This year I took on the NaNoWriMo challenge to write a complete novel in 30 days for the second year in a row. I succeeded, and I’m proud of myself — but it also made me realise how much time I’m wasting the other 11 months of the year.
Picture by wisemandarine
After last year’s NaNoWriMo experience, I wrote a post summarising what I’d learned from the experience. The biggest of those lessons was that scheduling writing time regularly every day was the only way to get it done, and I followed that process again this year. But it was more difficult to manage.
For starters, there was one big block of time already claimed. I had a four-day break scheduled in the middle of the month to help a friend move house, and I knew that I wouldn’t get any writing done at all on those four days. So that meant what I wrote on the other 26 days was even more crucial.
Secondly, last year I was still running Lifehacker as one string of a freelance career. This year, it’s my main full-time job. So novel writing had to be fitted into the evening. That’s not impossible, but it made it harder to do anything socially. But I didn’t mind, because the biggest thing I learnt last year was that I love writing fiction, and I want to do it more often. That was what gave me the incentive to schedule the time and get the job done.
So now NaNoWriMo is over for another year. I have a completed novel (you can read the blurb here if you’re curious) OK: more realistically, I have a completed first draft, which I should be able to edit in a couple of months. We published a post on editing NaNoWriMo work earlier this week, and I’ll follow some of its advice, although I did do quite a bit of editing along the way. (I don’t see how people avoid this; you have to cross-reference and check details anyway.)

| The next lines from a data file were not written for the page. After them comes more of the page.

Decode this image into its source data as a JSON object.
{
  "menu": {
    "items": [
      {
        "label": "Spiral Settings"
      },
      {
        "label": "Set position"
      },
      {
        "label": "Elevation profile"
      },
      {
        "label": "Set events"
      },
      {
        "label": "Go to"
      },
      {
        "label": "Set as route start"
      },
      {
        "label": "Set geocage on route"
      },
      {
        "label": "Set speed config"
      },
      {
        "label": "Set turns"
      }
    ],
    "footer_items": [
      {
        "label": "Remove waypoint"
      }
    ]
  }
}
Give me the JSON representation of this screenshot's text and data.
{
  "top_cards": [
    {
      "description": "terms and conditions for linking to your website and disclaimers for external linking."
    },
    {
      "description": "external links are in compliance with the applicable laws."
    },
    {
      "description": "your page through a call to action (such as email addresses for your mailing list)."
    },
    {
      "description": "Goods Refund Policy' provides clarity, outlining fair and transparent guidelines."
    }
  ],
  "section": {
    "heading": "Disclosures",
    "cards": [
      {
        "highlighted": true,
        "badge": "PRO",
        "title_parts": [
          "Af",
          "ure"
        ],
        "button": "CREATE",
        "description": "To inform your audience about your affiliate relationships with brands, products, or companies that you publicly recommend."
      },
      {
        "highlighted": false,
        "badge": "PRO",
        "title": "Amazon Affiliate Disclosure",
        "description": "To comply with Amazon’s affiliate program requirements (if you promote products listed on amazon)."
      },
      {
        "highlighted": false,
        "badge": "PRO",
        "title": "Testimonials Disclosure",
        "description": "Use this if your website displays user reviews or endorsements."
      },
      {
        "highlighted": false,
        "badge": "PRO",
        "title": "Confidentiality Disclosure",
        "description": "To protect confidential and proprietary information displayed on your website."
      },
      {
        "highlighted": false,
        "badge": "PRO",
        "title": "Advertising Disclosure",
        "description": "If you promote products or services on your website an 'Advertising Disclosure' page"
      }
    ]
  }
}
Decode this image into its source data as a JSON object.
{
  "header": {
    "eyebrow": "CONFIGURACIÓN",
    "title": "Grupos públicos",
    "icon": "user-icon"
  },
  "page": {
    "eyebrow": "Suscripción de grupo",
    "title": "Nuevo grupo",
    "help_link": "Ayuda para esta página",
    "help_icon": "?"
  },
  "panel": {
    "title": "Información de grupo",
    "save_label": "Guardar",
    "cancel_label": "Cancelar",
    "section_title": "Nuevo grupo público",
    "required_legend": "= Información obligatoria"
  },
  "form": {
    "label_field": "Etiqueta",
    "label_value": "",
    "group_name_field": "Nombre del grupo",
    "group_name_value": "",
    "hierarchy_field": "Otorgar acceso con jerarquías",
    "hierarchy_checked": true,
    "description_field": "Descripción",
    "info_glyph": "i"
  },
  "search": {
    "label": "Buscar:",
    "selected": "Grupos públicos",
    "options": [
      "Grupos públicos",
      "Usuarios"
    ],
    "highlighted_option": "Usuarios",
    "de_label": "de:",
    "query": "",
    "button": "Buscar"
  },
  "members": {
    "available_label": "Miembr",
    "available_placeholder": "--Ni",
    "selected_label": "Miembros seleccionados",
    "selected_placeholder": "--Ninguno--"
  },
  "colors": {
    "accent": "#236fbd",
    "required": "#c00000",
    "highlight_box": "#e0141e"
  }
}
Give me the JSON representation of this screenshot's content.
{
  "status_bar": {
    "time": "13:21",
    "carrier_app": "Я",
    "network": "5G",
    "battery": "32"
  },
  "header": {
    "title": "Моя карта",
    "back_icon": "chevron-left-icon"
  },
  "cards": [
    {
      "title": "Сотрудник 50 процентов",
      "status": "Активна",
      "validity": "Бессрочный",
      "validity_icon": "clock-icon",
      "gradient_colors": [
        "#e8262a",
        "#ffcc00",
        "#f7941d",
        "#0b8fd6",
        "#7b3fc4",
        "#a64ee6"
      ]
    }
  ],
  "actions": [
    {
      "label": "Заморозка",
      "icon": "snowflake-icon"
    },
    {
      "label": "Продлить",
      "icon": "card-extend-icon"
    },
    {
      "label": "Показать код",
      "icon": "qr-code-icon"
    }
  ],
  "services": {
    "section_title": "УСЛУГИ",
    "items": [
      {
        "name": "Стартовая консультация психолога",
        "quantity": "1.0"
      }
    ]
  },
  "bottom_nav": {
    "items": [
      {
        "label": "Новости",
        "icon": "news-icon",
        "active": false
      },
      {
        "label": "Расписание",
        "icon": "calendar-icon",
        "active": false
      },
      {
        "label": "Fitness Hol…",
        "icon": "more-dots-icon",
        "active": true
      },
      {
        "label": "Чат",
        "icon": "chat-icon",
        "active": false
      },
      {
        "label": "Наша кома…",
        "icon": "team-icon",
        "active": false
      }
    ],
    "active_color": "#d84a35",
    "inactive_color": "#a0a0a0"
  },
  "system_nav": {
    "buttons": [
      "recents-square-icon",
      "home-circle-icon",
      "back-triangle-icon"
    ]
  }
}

Beyond having to spend some time thinking about finally polishing up my e-publishing skills and getting one or both novels out the door, I’ve come to a realisation. If I’m capable of producing a novel draft in 30 days just by setting myself a deadline, I should be capable of getting more done. I’ve had two non-fiction book projects I’ve been researching in dribs and drabs all year, but neither is anywhere near as complete than my two novels. I can’t blame anyone else for that; it’s my fault.
I don’t want to turn into a 24/7 workaholic, and taking breaks and having downtime is important. But if two hours a day gets a novel written in a month, I should be able to make those other projects happen faster.
My brother, Gizmodo editor Alex, also did NaNoWriMo this year and last, but has already suggested he will take a break next year. I don’t think I will; in fact, I’ll stand up now and state that I intend to participate in NaNoWriMo 2012. But I also need to make sure that next November isn’t the next time I work on and complete the draft of a book. I need to make time for other projects between then and now. So if it turns out that I haven’t come November next year, Lifehacker readers can line up and throw cabbages at me.
Picture by William Warby